MIAMI – When the U.S. recognized Venezuelan opposition leader Juan Guaidó as the nation's rightful leader last year it did more than just trigger a bitter feud with socialist leader Nicolás Maduro. Increasingly, it's also unleashing a torrent of lawsuits.
The latest came Tuesday, when the Guaidó-appointed board of Citgo, the U.S. subsidiary of Venezuela's state oil company, filed a lawsuit in federal court in Houston against a former contractor seeking to recover millions of dollars in damages.
The lawsuit accuses José Manuel González and his Miami-based Petroleum Logistics Service Corp. of providing gifts including cash, jewelry, private artwork, chartered flights and even a handpicked Houston apartment to senior executives at Citgo. In exchange, officials paid González $20 million between 2014 and 2018 to provide goods and services to Citgo's parent company, PDVSA, at inflated prices.
"Citgo lost millions of dollars as a result," the lawsuit alleges.
The lawsuit follows a similar complaint filed by Citgo two weeks ago against former Miami congressman David Rivera for allegedly breaking a $50 million consulting contract with PDVSA. The company has also sought a U.S. court order blocking bondholders from exercising collateral rights over the state-owned refiner and invalidating $1.7 billion in debt.
Both lawsuits highlight the increasingly tight relationship between Guaidó and the U.S. Justice Department. As attorneys for the new Citgo board, under subpoena, sift through internal documents trying to get a handle on the company's legal vulnerabilities it's found common cause with prosecutors targeting vast corruption in Venezuela's bankrupt petroleum industry. To date, 28 individuals have been charged as part of the ongoing probe by prosecutors in Houston, Miami and Washington.
Among the many who have pleaded guilty is González, who was arrested arriving to Miami International Airport in 2018 on charges of paying $629,000 in bribes to the former general manager of Bariven, PDVSA’s procurement subsidiary. In pleading guilty to one count of conspiring to violate the Foreign Corrupt Practices Act, González also admitted to funneling kickbacks to officials at PDVSA and Citgo.

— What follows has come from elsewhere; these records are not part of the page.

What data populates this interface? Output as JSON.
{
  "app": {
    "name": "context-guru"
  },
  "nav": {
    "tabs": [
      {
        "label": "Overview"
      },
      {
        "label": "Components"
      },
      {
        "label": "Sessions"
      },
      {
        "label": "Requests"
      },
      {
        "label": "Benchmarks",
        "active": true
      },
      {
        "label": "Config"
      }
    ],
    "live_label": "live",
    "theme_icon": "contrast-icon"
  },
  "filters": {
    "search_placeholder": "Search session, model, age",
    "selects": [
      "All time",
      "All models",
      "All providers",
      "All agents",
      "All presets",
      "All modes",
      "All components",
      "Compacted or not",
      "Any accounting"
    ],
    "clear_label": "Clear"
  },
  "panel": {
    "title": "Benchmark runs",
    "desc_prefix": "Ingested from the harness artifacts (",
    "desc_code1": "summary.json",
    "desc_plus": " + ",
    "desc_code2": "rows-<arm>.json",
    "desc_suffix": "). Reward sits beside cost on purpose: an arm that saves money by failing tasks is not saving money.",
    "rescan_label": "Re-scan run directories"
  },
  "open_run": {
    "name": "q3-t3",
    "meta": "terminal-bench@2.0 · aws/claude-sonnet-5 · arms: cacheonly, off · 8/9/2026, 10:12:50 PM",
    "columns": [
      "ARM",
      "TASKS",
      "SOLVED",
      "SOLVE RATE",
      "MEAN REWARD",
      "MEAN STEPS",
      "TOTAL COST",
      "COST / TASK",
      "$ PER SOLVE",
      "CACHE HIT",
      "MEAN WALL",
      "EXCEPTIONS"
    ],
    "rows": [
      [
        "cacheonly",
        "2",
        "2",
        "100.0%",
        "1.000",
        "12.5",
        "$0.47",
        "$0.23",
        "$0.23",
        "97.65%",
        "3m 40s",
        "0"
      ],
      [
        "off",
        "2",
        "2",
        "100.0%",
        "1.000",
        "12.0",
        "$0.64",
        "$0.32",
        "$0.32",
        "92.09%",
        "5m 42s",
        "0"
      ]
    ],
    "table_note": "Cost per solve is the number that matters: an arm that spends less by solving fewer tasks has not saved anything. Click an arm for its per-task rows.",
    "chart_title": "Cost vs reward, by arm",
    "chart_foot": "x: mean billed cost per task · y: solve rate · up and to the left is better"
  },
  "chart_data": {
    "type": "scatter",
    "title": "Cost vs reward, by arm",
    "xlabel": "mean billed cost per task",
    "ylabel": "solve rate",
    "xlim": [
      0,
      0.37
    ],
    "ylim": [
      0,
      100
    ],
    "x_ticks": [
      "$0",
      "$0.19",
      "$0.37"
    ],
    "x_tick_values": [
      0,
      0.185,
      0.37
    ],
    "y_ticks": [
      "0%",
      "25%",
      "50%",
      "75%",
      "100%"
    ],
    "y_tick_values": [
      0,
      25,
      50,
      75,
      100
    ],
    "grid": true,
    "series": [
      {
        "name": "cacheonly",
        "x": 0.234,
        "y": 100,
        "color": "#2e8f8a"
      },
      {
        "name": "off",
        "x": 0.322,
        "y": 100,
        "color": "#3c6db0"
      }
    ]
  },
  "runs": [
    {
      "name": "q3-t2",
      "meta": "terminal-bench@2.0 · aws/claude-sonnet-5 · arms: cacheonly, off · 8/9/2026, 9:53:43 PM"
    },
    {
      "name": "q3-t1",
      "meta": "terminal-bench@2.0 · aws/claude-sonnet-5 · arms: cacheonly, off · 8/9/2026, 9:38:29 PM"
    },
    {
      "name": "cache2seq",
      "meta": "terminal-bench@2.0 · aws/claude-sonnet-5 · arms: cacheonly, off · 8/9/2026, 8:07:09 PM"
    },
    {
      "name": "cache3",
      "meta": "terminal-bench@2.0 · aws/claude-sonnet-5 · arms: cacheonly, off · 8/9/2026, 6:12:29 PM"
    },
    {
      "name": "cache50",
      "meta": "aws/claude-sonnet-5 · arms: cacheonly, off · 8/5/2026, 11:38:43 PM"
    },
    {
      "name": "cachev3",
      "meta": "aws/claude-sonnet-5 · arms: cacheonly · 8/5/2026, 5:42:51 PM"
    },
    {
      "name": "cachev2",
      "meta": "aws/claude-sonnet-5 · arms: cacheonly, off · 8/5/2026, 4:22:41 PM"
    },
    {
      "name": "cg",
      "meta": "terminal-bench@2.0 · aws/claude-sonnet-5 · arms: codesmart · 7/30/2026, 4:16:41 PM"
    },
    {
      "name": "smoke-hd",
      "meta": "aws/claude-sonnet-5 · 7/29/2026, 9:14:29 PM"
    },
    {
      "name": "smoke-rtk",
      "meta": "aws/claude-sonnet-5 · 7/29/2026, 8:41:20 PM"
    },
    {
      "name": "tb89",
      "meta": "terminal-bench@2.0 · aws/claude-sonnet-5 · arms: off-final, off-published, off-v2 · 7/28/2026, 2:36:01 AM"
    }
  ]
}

The latest lawsuit, reflecting the evidence presented in the criminal complaint against González, does not name the five Citgo officials who allegedly took bribes. But all of them were members of a special department charged with procurement efforts on behalf of PDVSA.